Instructions for the task - Throughout the records below, find each line holding "title" and copy it.

The input -
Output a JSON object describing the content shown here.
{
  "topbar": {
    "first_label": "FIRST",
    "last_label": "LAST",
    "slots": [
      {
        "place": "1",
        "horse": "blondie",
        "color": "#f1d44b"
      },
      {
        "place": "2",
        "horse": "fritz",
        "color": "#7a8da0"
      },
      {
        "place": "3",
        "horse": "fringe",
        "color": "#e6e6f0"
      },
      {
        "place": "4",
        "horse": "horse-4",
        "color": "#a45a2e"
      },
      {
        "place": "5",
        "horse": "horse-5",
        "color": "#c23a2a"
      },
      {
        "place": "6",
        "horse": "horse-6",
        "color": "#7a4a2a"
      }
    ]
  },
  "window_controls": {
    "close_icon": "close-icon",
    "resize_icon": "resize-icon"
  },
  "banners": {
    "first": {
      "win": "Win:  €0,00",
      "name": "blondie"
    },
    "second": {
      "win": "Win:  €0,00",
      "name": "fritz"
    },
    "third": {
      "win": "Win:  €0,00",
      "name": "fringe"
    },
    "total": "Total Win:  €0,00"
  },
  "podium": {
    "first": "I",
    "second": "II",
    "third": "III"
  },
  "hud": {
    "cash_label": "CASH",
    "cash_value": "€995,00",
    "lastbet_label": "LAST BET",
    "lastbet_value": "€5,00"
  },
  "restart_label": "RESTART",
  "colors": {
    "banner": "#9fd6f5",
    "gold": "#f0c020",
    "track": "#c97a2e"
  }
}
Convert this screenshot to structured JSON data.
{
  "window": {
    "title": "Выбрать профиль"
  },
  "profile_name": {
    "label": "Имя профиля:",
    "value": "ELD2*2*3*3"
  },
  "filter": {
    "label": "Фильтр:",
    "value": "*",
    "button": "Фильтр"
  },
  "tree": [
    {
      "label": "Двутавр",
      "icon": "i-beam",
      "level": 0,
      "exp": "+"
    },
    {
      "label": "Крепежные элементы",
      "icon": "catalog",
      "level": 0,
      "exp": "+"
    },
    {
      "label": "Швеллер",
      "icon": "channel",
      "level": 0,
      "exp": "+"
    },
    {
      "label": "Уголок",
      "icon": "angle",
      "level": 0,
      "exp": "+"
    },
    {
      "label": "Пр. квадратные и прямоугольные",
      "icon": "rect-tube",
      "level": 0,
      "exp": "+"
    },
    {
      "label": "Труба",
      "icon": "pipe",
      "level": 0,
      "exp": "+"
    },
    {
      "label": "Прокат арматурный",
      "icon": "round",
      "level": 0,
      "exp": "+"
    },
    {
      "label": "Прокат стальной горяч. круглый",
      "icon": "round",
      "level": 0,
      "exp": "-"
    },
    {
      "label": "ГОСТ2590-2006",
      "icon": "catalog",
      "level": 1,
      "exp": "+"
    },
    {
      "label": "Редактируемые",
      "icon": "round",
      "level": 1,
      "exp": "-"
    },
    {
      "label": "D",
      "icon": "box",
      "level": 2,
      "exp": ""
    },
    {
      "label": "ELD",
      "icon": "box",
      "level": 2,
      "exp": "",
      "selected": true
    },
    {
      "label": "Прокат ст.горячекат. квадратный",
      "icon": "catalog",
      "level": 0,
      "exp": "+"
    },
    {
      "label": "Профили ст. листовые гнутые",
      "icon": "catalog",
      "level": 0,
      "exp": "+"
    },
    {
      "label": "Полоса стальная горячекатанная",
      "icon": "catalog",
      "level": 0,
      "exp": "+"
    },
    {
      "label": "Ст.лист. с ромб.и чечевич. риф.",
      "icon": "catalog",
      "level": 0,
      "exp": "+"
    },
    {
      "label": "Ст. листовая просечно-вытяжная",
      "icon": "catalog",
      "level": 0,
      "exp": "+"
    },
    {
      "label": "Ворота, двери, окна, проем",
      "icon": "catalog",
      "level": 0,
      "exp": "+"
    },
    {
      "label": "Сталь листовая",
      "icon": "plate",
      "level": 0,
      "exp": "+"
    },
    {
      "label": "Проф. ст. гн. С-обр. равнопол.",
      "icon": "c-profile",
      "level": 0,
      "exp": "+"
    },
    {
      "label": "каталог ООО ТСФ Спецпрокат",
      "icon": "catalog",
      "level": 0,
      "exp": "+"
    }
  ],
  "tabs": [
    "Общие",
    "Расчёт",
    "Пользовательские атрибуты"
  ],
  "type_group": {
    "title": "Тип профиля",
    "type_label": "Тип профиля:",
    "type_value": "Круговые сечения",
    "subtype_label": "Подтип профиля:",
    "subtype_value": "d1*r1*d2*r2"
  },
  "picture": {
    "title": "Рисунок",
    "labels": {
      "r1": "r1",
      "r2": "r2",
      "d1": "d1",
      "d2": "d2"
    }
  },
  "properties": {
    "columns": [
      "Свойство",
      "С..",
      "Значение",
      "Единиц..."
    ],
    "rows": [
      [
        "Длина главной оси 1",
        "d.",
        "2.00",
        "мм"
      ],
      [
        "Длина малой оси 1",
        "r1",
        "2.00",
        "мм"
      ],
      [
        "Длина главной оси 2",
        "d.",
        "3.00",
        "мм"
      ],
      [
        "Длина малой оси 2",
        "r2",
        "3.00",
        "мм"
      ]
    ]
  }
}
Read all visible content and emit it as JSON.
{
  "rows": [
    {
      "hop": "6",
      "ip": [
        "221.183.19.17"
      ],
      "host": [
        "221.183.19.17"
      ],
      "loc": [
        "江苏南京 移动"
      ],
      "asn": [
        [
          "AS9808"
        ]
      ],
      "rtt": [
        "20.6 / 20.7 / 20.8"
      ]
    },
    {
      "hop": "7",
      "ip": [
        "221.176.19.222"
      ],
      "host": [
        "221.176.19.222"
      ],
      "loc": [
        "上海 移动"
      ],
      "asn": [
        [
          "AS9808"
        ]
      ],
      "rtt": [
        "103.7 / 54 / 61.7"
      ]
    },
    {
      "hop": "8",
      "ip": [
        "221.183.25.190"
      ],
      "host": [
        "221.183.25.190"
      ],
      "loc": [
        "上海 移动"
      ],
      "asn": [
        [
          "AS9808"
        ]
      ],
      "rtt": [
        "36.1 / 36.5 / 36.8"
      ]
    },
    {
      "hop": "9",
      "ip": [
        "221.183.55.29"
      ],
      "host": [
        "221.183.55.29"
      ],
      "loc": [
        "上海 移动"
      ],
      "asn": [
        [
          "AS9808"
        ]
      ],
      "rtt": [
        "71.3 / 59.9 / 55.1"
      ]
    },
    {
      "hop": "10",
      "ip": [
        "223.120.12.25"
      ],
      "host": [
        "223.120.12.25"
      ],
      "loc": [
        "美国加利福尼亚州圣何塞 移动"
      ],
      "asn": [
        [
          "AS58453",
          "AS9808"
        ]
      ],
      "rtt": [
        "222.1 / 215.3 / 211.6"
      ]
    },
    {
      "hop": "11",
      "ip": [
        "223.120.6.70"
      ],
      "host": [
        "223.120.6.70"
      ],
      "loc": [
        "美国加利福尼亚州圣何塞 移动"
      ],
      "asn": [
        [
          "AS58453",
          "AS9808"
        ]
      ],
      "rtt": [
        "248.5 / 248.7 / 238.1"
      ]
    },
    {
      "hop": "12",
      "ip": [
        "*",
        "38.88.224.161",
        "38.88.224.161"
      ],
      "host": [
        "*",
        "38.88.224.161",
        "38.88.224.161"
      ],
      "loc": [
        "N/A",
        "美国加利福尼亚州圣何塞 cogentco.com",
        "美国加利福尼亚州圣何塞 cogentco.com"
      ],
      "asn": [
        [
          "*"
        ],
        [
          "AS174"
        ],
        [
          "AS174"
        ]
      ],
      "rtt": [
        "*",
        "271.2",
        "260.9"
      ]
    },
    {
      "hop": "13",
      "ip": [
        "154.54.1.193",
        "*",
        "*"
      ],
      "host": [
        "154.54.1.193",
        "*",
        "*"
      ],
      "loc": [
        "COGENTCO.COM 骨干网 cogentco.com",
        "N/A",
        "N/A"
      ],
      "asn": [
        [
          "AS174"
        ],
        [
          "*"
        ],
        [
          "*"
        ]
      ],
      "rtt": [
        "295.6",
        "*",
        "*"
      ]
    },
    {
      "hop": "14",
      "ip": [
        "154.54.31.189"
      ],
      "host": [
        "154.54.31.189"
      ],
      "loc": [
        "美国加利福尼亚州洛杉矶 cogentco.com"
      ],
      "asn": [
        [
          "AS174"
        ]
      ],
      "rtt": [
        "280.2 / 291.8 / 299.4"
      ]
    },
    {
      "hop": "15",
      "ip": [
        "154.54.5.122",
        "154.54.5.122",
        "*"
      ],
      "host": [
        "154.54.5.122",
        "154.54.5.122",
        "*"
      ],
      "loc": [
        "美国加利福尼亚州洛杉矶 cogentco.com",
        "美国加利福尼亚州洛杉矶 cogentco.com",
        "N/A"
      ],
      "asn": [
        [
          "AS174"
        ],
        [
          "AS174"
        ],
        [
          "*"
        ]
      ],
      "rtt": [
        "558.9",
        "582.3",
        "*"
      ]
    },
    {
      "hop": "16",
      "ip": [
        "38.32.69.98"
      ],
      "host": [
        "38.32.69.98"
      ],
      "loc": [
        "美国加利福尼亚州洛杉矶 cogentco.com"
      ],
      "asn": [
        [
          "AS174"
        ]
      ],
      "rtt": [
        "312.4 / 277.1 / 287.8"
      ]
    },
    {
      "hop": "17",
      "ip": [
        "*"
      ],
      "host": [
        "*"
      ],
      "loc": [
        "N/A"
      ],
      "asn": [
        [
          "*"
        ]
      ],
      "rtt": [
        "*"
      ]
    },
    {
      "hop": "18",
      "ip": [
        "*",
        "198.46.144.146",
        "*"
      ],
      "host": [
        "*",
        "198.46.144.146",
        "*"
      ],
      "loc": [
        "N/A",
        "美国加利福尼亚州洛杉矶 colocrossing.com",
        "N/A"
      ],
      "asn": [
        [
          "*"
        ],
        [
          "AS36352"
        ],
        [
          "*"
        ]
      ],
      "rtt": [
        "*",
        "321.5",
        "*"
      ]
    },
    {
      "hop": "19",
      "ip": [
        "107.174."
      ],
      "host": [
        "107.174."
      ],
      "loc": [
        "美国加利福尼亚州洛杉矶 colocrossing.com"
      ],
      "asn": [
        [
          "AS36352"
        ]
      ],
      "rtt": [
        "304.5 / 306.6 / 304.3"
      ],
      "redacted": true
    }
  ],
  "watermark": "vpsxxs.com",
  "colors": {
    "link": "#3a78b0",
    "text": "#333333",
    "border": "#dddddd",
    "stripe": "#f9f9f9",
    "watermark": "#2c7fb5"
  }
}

Answer space -
    "title": "Выбрать профиль"
    "title": "Тип профиля",
    "title": "Рисунок",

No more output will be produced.